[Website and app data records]
=======
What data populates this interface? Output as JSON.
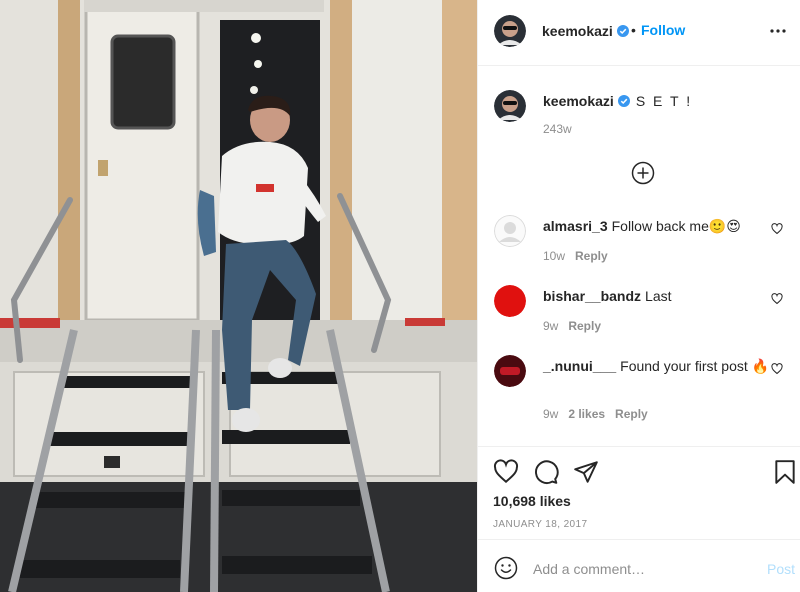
{
  "post": {
    "username": "keemokazi",
    "verified": true,
    "header_separator": "•",
    "follow_label": "Follow",
    "caption": "S E T !",
    "caption_age": "243w",
    "likes": "10,698 likes",
    "date": "JANUARY 18, 2017"
  },
  "comments": [
    {
      "username": "almasri_3",
      "text": "Follow back me🙂😍",
      "age": "10w",
      "likes": "",
      "reply_label": "Reply",
      "avatar_color": "#dbdbdb"
    },
    {
      "username": "bishar__bandz",
      "text": "Last",
      "age": "9w",
      "likes": "",
      "reply_label": "Reply",
      "avatar_color": "#e0110f"
    },
    {
      "username": "_.nunui___",
      "text": "Found your first post 🔥",
      "age": "9w",
      "likes": "2 likes",
      "reply_label": "Reply",
      "avatar_color": "#4a0a10"
    }
  ],
  "composer": {
    "placeholder": "Add a comment…",
    "post_label": "Post"
  },
  "icons": {
    "verified": "verified-badge-icon",
    "more": "more-options-icon",
    "load_more": "plus-circle-icon",
    "like": "heart-icon",
    "comment": "comment-bubble-icon",
    "share": "paper-plane-icon",
    "save": "bookmark-icon",
    "emoji": "emoji-icon"
  },
  "colors": {
    "accent": "#0095f6",
    "text": "#262626",
    "muted": "#8e8e8e",
    "post_disabled": "#b2dffc"
  }
}
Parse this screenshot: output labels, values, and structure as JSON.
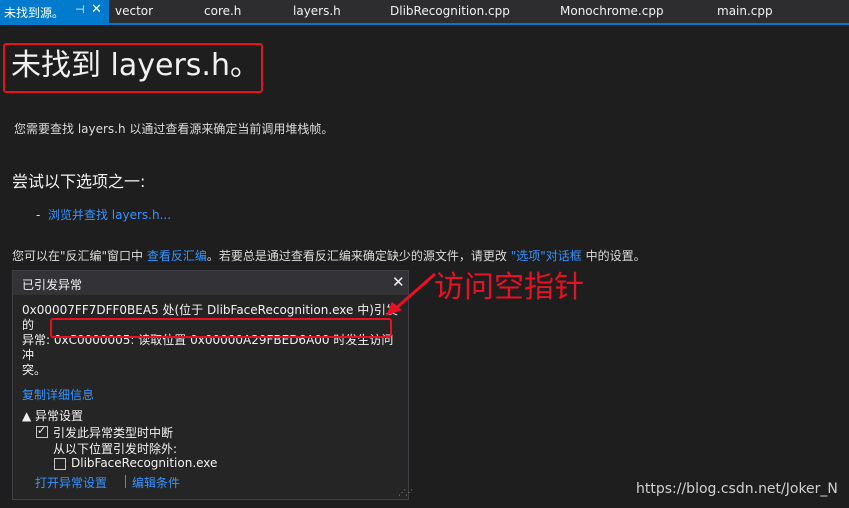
{
  "tabs": {
    "active": "未找到源。",
    "pin_glyph": "⊣",
    "close_glyph": "✕",
    "others": [
      "vector",
      "core.h",
      "layers.h",
      "DlibRecognition.cpp",
      "Monochrome.cpp",
      "main.cpp"
    ]
  },
  "page": {
    "title": "未找到 layers.h。",
    "subtitle": "您需要查找 layers.h 以通过查看源来确定当前调用堆栈帧。",
    "options_heading": "尝试以下选项之一:",
    "option_dash": "-",
    "option_browse": "浏览并查找 layers.h...",
    "info_prefix": "您可以在\"反汇编\"窗口中 ",
    "info_link_disasm": "查看反汇编",
    "info_middle": "。若要总是通过查看反汇编来确定缺少的源文件，请更改 ",
    "info_link_options": "\"选项\"对话框",
    "info_suffix": " 中的设置。"
  },
  "exception": {
    "title": "已引发异常",
    "close_glyph": "✕",
    "message_line1": "0x00007FF7DFF0BEA5 处(位于 DlibFaceRecognition.exe 中)引发的",
    "message_line2a": "异常: ",
    "message_line2b": "0xC0000005: 读取位置 0x00000A29FBED6A00 时发生访问冲",
    "message_line3": "突。",
    "copy_details": "复制详细信息",
    "settings_header": "▲ 异常设置",
    "break_on_type": "引发此异常类型时中断",
    "except_from": "从以下位置引发时除外:",
    "module": "DlibFaceRecognition.exe",
    "open_settings": "打开异常设置",
    "edit_conditions": "编辑条件",
    "break_checked": true,
    "module_checked": false
  },
  "annotation": {
    "text": "访问空指针",
    "color": "#e81123"
  },
  "watermark": "https://blog.csdn.net/Joker_N",
  "colors": {
    "accent": "#007acc",
    "link": "#3794ff",
    "background": "#1e1e1e"
  }
}
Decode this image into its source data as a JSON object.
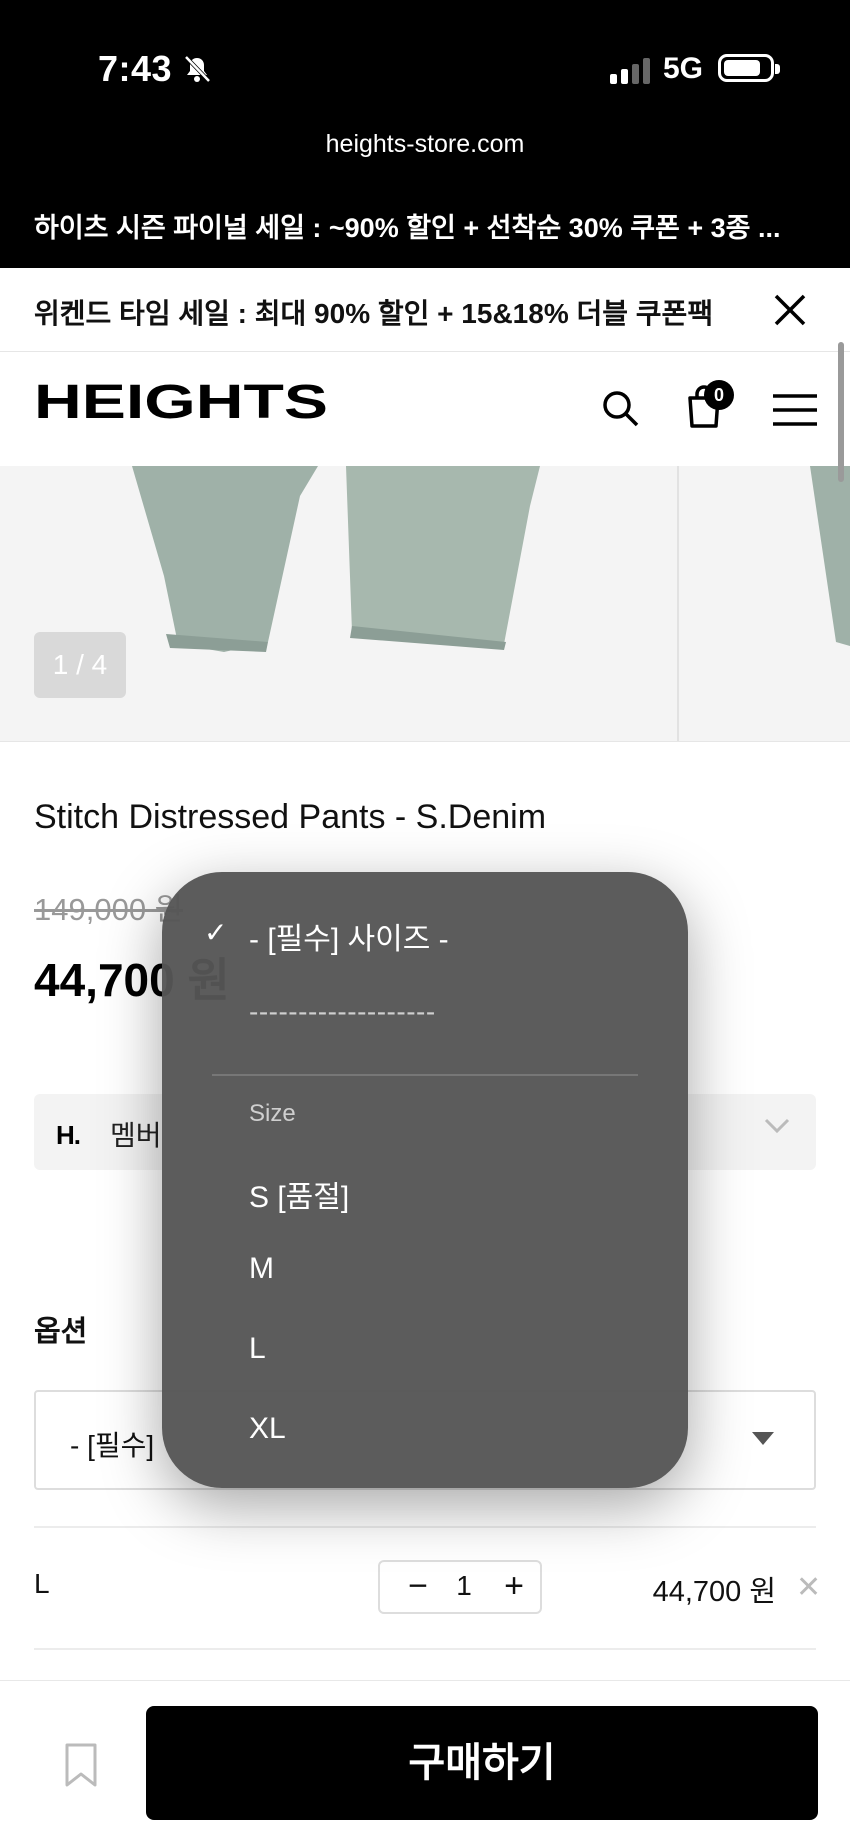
{
  "status_bar": {
    "time": "7:43",
    "network": "5G"
  },
  "browser": {
    "url": "heights-store.com"
  },
  "promo_banner": {
    "text": "하이츠 시즌 파이널 세일 : ~90% 할인 + 선착순 30% 쿠폰 + 3종 ..."
  },
  "notice_bar": {
    "text": "위켄드 타임 세일 : 최대 90% 할인 + 15&18% 더블 쿠폰팩"
  },
  "header": {
    "logo": "HEIGHTS",
    "cart_count": "0"
  },
  "gallery": {
    "counter": "1 / 4"
  },
  "product": {
    "title": "Stitch Distressed Pants - S.Denim",
    "original_price": "149,000 원",
    "sale_price": "44,700 원"
  },
  "member": {
    "logo": "H.",
    "text": "멤버"
  },
  "options": {
    "label": "옵션",
    "select_value": "- [필수]"
  },
  "selected_line": {
    "size": "L",
    "quantity": "1",
    "price": "44,700 원"
  },
  "bottom_bar": {
    "buy_label": "구매하기"
  },
  "size_menu": {
    "selected": "- [필수] 사이즈 -",
    "dashes": "-------------------",
    "group_header": "Size",
    "items": [
      "S [품절]",
      "M",
      "L",
      "XL"
    ]
  }
}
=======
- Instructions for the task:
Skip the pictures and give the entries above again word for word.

- Response to the task:
What data populates this interface? Output as JSON.
{
  "post": {
    "username": "keemokazi",
    "verified": true,
    "header_separator": "•",
    "follow_label": "Follow",
    "caption": "S E T !",
    "caption_age": "243w",
    "likes": "10,698 likes",
    "date": "JANUARY 18, 2017"
  },
  "comments": [
    {
      "username": "almasri_3",
      "text": "Follow back me🙂😍",
      "age": "10w",
      "likes": "",
      "reply_label": "Reply",
      "avatar_color": "#dbdbdb"
    },
    {
      "username": "bishar__bandz",
      "text": "Last",
      "age": "9w",
      "likes": "",
      "reply_label": "Reply",
      "avatar_color": "#e0110f"
    },
    {
      "username": "_.nunui___",
      "text": "Found your first post 🔥",
      "age": "9w",
      "likes": "2 likes",
      "reply_label": "Reply",
      "avatar_color": "#4a0a10"
    }
  ],
  "composer": {
    "placeholder": "Add a comment…",
    "post_label": "Post"
  },
  "icons": {
    "verified": "verified-badge-icon",
    "more": "more-options-icon",
    "load_more": "plus-circle-icon",
    "like": "heart-icon",
    "comment": "comment-bubble-icon",
    "share": "paper-plane-icon",
    "save": "bookmark-icon",
    "emoji": "emoji-icon"
  },
  "colors": {
    "accent": "#0095f6",
    "text": "#262626",
    "muted": "#8e8e8e",
    "post_disabled": "#b2dffc"
  }
}
Parse this screenshot: output labels, values, and structure as JSON.
{
  "tabs": {
    "active": "未找到源。",
    "pin_glyph": "⊣",
    "close_glyph": "✕",
    "others": [
      "vector",
      "core.h",
      "layers.h",
      "DlibRecognition.cpp",
      "Monochrome.cpp",
      "main.cpp"
    ]
  },
  "page": {
    "title": "未找到 layers.h。",
    "subtitle": "您需要查找 layers.h 以通过查看源来确定当前调用堆栈帧。",
    "options_heading": "尝试以下选项之一:",
    "option_dash": "-",
    "option_browse": "浏览并查找 layers.h...",
    "info_prefix": "您可以在\"反汇编\"窗口中 ",
    "info_link_disasm": "查看反汇编",
    "info_middle": "。若要总是通过查看反汇编来确定缺少的源文件，请更改 ",
    "info_link_options": "\"选项\"对话框",
    "info_suffix": " 中的设置。"
  },
  "exception": {
    "title": "已引发异常",
    "close_glyph": "✕",
    "message_line1": "0x00007FF7DFF0BEA5 处(位于 DlibFaceRecognition.exe 中)引发的",
    "message_line2a": "异常: ",
    "message_line2b": "0xC0000005: 读取位置 0x00000A29FBED6A00 时发生访问冲",
    "message_line3": "突。",
    "copy_details": "复制详细信息",
    "settings_header": "▲ 异常设置",
    "break_on_type": "引发此异常类型时中断",
    "except_from": "从以下位置引发时除外:",
    "module": "DlibFaceRecognition.exe",
    "open_settings": "打开异常设置",
    "edit_conditions": "编辑条件",
    "break_checked": true,
    "module_checked": false
  },
  "annotation": {
    "text": "访问空指针",
    "color": "#e81123"
  },
  "watermark": "https://blog.csdn.net/Joker_N",
  "colors": {
    "accent": "#007acc",
    "link": "#3794ff",
    "background": "#1e1e1e"
  }
}
Decode this image into its source data as a JSON object.
{
  "status_bar": {
    "time": "7:43",
    "network": "5G"
  },
  "browser": {
    "url": "heights-store.com"
  },
  "promo_banner": {
    "text": "하이츠 시즌 파이널 세일 : ~90% 할인 + 선착순 30% 쿠폰 + 3종 ..."
  },
  "notice_bar": {
    "text": "위켄드 타임 세일 : 최대 90% 할인 + 15&18% 더블 쿠폰팩"
  },
  "header": {
    "logo": "HEIGHTS",
    "cart_count": "0"
  },
  "gallery": {
    "counter": "1 / 4"
  },
  "product": {
    "title": "Stitch Distressed Pants - S.Denim",
    "original_price": "149,000 원",
    "sale_price": "44,700 원"
  },
  "member": {
    "logo": "H.",
    "text": "멤버"
  },
  "options": {
    "label": "옵션",
    "select_value": "- [필수]"
  },
  "selected_line": {
    "size": "L",
    "quantity": "1",
    "price": "44,700 원"
  },
  "bottom_bar": {
    "buy_label": "구매하기"
  },
  "size_menu": {
    "selected": "- [필수] 사이즈 -",
    "dashes": "-------------------",
    "group_header": "Size",
    "items": [
      "S [품절]",
      "M",
      "L",
      "XL"
    ]
  }
}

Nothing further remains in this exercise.